It’s for this reason of understanding the world and relating to it that people read. It gives us a sense of hope, a sense of comfort, a sense of unity. We learn and we grow and temporarily we’re transported to another world, a world outside of our own. To me, this is the real magic behind stories. It’s a portal to another time, place, or world, with the promise of a safe return home.

Writing a Trilogy

24 Mar

I’m about to start the final book in my trilogy, and I must admit…it’s bittersweet. Writing the first book was an adventure, it was an introduction to my world and my characters. At this point, I feel like my characters have a life of their own. The story has the potential to go on forever.

While I must admit, when I realized this- I was terrified. What if they never let me end it? What if they take over, and just want to keep on going? Keep living? Keep surviving? What if there is no end? Only more and more beginnings?

It’s a good position to be in. It’s both scary and beautiful at the same time.

On a few legs of this journey, I found myself frightened. Frightened of the possibilities. Frightened of the reality that strange things have occurred while I was writing the tale. Frightened of the divine intervention that took place. Frightened when an agent asked for the full manuscript for the first book. Frightened when more rejected it.

Sometimes I wonder, am I more afraid of failure or success? Am I afraid that the world I created is alive? Am I frightened that my characters are so real? So deep? Am I afraid that I won’t do their story justice?

Where does the underlying fear come from? Fear of hard work? Fear of hours and hours into one whole piece of work? Fear of it finally coming to an end?

I know one thing. The first book is a baby, the second book is a greedy teenager, and the third book is an elder. But in the realm of fantasy, sometimes, creatures are immortal.

That’s just the way it goes.

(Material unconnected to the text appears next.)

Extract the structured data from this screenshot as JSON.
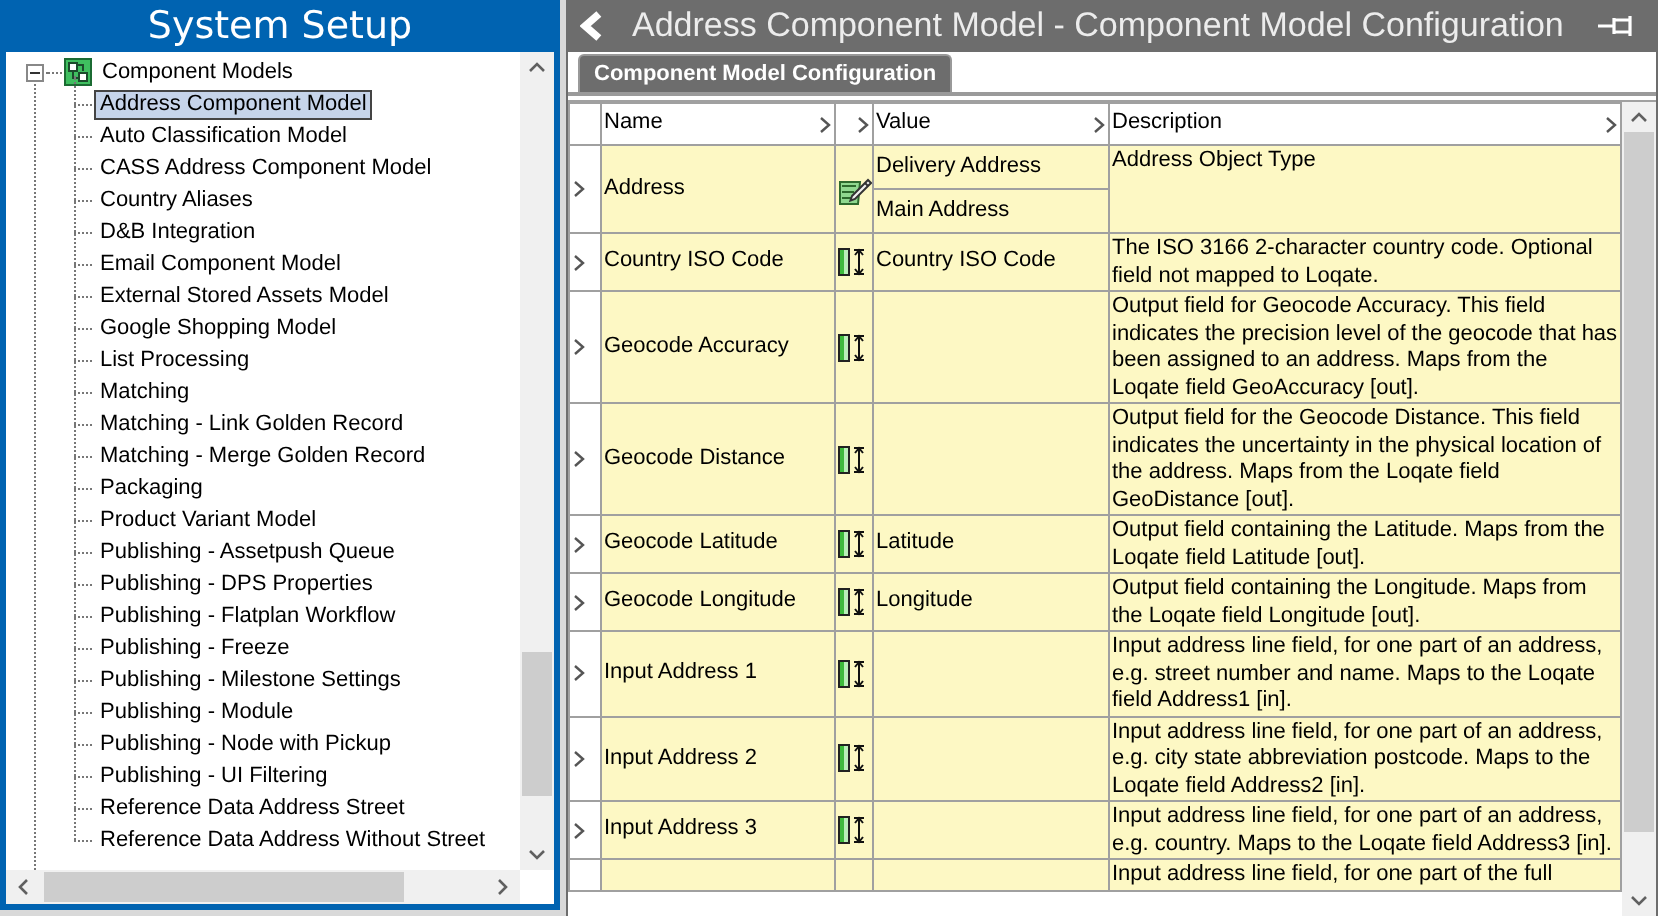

I hope one day I can share the trilogy with you all. I hope you can come to know and love my characters as much as I have. I know one thing- I’m not frightened to set them free from my hands. I only wish them luck on their journey into your realm.